Hollywood director James Cameron arrived in Canada's oil sands Monday evening for a 48-hour, whirlwind look at an industry described by the director himself as a "black eye" on the country.
Mr. Cameron set up the trip after an invitation from the Alberta government and local aboriginal leaders, who have scrambled since to accommodate him.
According to a private itinerary obtained by The Globe and Mail, Mr. Cameron will board an industry-supplied helicopter Tuesday morning for a tour of the open-pit mines and tailings ponds at Syncrude Canada Ltd. and the underground oil sands operations of Cenovus Energy Inc., as well as a flyover of Suncor Energy Inc.'s mines and ponds. Once at Cenovus, he'll meet with Vern Janvier, chief of the Chipewyan Prairie Dene First Nation.
Later Tuesday, he'll travel an hour north to Fort Chipewyan, a community that has led the opposition to development. Residents there complain about a host of medical effects and of deformed fish. On Wednesday, Mr. Cameron will meet with Alberta Premier Ed Stelmach.
For Mr. Cameron - director of Avatar and Titanic, the two highest-grossing films in history - the tour is a first-hand look at the continent's biggest proven oil reserve. For industry, government and first nations leaders, it means face time with one of Hollywood's biggest players.
"We just want to get our story out to the broader public," said Cenovus vice-president Drew Zieglgansberger, who will join Mr. Cameron on the helicopter and show him the company's Christina Lake site. "If we have to start with Hollywood, that's where we're going to start."
The industry is putting on the best face it can. The Canadian Association of Petroleum Producers specifically asked Cenovus to take Mr. Cameron around its development, which uses the least steam and energy in its extraction process of all underground sites in Alberta. "This was a CAPP initiative. We're doing our part as part of that organization," said Mr. Zieglgansberger.
In Avatar, a native community is overrun by evil resource-hungry colonialists. While Mr. Zieglgansberger has seen the movie, others, including Mr. Stelmach, have not. Nevertheless, the Cenovus executive hopes to tell Mr. Cameron about progress being made.
"We know we have issues we still need to work on, we know we have challenges left to tackle. And we don't worry about people knowing what those are," Mr. Zieglgansberger said.
The visit has garnered extensive local coverage, but international attention is brewing as well, driven in part by a pair of recent visits U.S. legislators had with Mr. Stelmach about the oil sands. TIME Magazine will join Mr. Cameron on his trip.
"He [Mr. Cameron]obviously will have and will continue to have a lot of influence in an industry that could be a lot of help," Mr. Stelmach said in explaining the visit last week.
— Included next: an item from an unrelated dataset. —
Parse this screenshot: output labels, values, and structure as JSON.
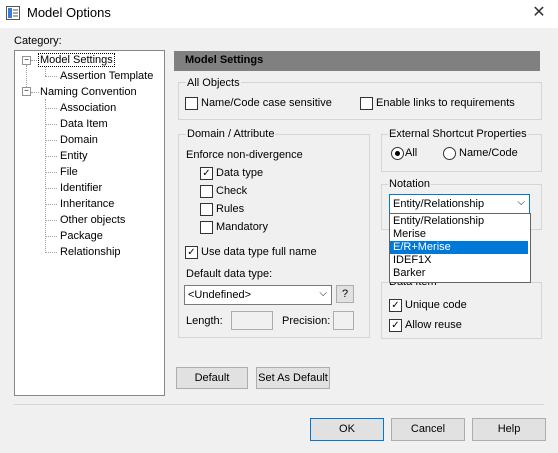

Locally, however, excitement surrounds the arrival of a big-time Hollywood director. George Poitras, an outspoken oil sands critic and first nations leader, wrote on his Facebook page: "Avatar in the tar sands tomorrow!" Preparations range from high-level - the itinerary continues to change, including a decision Monday by Mr. Cameron to not be accompanied by a body guard - to the mundane.
Hoping to get a picture of Mr. Cameron in an "I stand with Fort Chipewyan" T-shirt, a group of Mr. Poitras's supporters held a meeting over a critical issue: Does he wear a large, or an extra-large? They decided to send one of each.
With a report from Nathan VanderKlippe